Melatonin is another hormone, which is affected by darkness and light. This important hormone is produced by the pineal gland in the brain, retina, lens, and the gastrointestinal system. Several studies have shown that melatonin regulates other hormones in the body. Melatonin secretion also helps regulate the sleep/wake cycle. These two hormones regulate the 24-hour pattern of the body function and response. If the hormone-production cycle is disturbed by staying awake at night or sleeping during the day (as in shift working), it may lead to mood changes, dizziness, irritability, depression, and metabolic disorders, such as type-II diabetes. The body's immune system may also be damaged.

Cortisol is produced in a cycle called the circadian rhythm highest levels are released in the morning while lowest at night. An abnormal rhythm can result in fatigue, migraine headaches, abdominal bloating, and either low or high blood pressure. A cortisol disruption at night will invariably affect our sleep quality regardless of the number of sleep hours. Our rapid eye movement(REM) sleep, that is, the stage of sleep when we dream, will in turn disrupt leaving us unrefreshed in the morning. Hence, rejuvenating sleep requires normal levels of cortisol levels at night, which must be maintained during the day.

It is the glycemic index(GI) of a meal that affects the cortisol level for the following five hours. The GI of a food portrays how our blood sugar levels are affected by particular foods. For instance, foods containing high sugar and low fibre would comprise high GI index causing wild fluctuations in insulin levels in comparison to foods with low GI.

Thus sugar and refined starches included in white bread, donuts, bagels, and french fries cause cortisol levels to rise. Apart from this, having no meal at all is worse than consuming food with high GI because cortisol levels rise after five hours of the previous meal or snack, thereby disrupting our REM sleep. Hence, low GI foods like eggs, meats, fish, and most vegetables tend to lower the cortisol levels. A continuous consumption of such foods throughout the day, every five hours, is required to maintain the cortisol on its normal downward track.

In Conclusion
Nutrition is an extremely vital com¬ponent of patient recovery program. A strong patient nutrition program helps replenish and strengthen the body to assure effective and timely recovery.
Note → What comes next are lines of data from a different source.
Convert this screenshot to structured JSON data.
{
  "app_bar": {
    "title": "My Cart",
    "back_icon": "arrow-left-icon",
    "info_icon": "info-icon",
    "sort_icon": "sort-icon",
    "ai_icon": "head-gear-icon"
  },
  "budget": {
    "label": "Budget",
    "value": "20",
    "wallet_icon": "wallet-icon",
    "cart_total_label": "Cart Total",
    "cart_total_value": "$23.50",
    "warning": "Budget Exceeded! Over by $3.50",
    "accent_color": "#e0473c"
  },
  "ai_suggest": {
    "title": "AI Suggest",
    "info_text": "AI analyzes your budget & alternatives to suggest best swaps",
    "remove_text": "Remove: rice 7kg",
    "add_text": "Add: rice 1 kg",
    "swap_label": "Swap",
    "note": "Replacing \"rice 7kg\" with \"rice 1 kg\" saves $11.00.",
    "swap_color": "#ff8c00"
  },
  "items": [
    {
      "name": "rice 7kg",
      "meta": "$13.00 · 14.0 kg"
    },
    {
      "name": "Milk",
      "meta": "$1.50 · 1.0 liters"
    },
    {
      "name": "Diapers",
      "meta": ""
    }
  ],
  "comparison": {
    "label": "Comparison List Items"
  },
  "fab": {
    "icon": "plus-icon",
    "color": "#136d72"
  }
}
In patients, even a small nutrition deficiency can impede the normal recovery process and reduce chances for optimal recovery. Thus, the focus laid on clinical nutrition becomes decisive in quick or lengthy recoveries and also in reducing associated costs.